What to do:
In the records, each line holding "buyers" must be reported.
(Provided records)
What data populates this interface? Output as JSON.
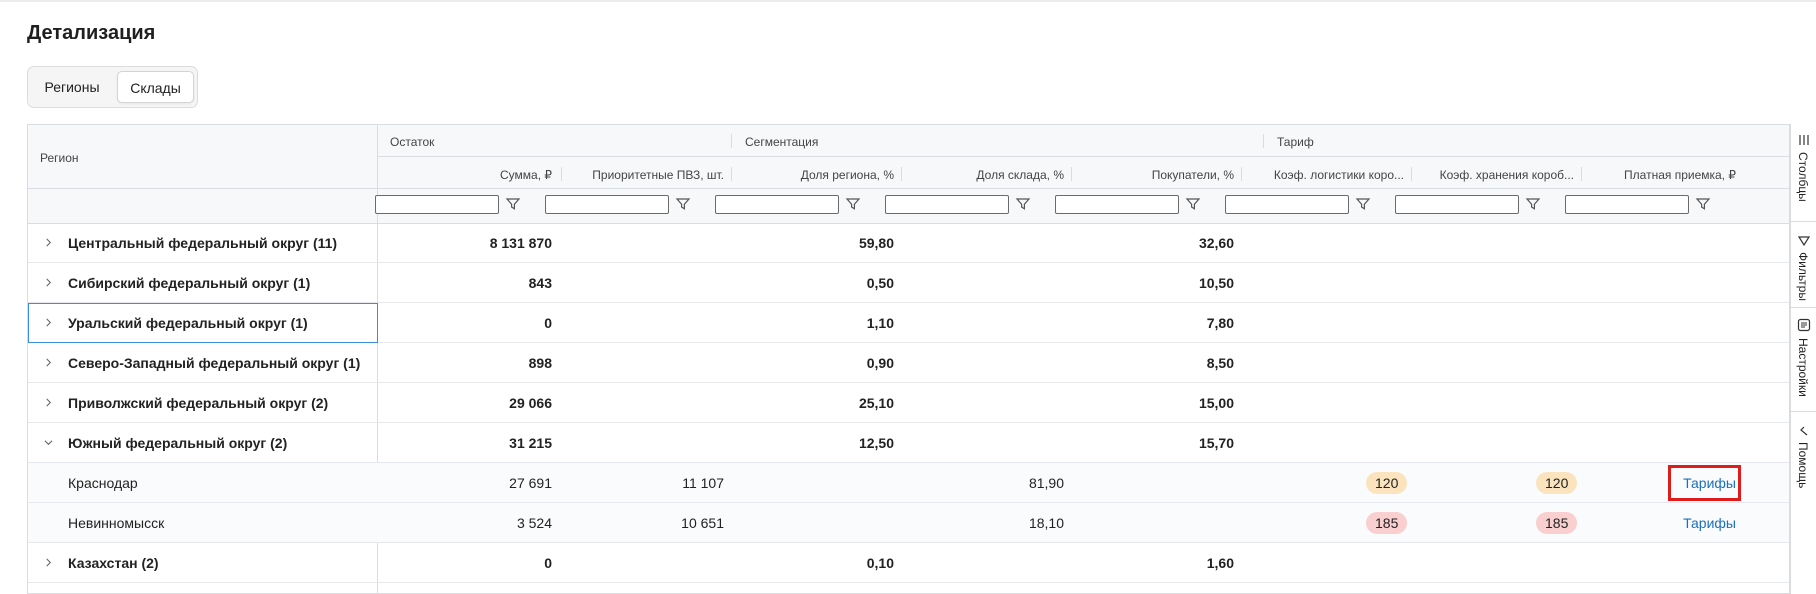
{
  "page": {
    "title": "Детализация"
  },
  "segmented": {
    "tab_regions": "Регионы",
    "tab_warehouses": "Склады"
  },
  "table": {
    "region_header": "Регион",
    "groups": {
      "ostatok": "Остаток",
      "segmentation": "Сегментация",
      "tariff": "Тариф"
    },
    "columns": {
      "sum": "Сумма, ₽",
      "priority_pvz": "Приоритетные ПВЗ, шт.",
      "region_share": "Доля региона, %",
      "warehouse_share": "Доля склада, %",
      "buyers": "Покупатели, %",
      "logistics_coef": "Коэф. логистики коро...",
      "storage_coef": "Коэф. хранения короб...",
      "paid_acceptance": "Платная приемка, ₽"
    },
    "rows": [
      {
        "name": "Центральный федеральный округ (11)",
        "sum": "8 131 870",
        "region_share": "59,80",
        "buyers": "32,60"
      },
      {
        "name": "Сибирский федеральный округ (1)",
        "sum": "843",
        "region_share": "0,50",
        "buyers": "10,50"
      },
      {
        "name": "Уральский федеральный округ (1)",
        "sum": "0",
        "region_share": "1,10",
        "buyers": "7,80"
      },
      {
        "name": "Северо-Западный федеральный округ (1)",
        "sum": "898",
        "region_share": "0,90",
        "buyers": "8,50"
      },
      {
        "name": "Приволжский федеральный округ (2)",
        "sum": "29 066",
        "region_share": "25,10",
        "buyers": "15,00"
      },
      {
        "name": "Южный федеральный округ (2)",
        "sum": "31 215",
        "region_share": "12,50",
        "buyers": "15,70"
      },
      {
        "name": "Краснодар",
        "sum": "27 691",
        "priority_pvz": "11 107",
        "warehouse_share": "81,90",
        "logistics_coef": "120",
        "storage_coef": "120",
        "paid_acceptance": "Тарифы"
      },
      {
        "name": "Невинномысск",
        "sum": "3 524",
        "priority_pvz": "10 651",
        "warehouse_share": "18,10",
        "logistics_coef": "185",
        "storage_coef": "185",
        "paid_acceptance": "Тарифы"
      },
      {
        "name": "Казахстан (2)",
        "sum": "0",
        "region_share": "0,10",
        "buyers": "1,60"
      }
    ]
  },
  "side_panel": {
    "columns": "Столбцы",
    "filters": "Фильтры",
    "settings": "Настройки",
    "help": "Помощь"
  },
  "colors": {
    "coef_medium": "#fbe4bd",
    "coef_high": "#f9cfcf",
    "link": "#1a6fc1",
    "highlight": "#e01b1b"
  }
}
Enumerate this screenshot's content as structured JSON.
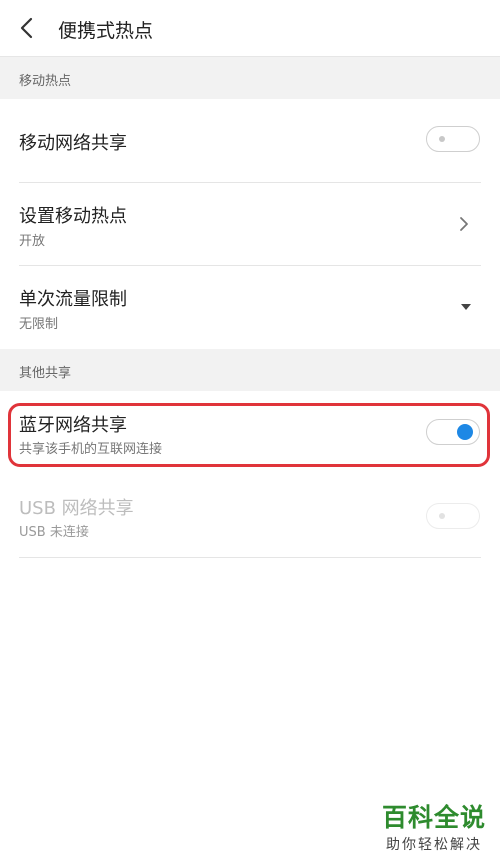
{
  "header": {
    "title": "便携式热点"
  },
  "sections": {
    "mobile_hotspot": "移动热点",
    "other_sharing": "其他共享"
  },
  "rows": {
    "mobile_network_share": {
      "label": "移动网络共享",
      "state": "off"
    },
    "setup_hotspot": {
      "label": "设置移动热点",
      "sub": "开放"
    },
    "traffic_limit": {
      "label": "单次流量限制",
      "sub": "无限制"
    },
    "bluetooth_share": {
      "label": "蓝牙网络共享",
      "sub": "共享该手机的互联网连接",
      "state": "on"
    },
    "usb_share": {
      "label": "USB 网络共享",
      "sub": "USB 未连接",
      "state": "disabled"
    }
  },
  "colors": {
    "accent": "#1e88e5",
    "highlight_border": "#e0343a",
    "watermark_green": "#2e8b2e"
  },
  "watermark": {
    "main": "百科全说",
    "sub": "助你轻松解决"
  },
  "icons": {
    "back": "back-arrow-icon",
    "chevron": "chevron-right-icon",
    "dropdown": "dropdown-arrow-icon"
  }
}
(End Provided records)
Written answer:
      "buyers": "Покупатели, %",
        "buyers": "32,60"
        "buyers": "10,50"
        "buyers": "7,80"
        "buyers": "8,50"
        "buyers": "15,00"
        "buyers": "15,70"
        "buyers": "1,60"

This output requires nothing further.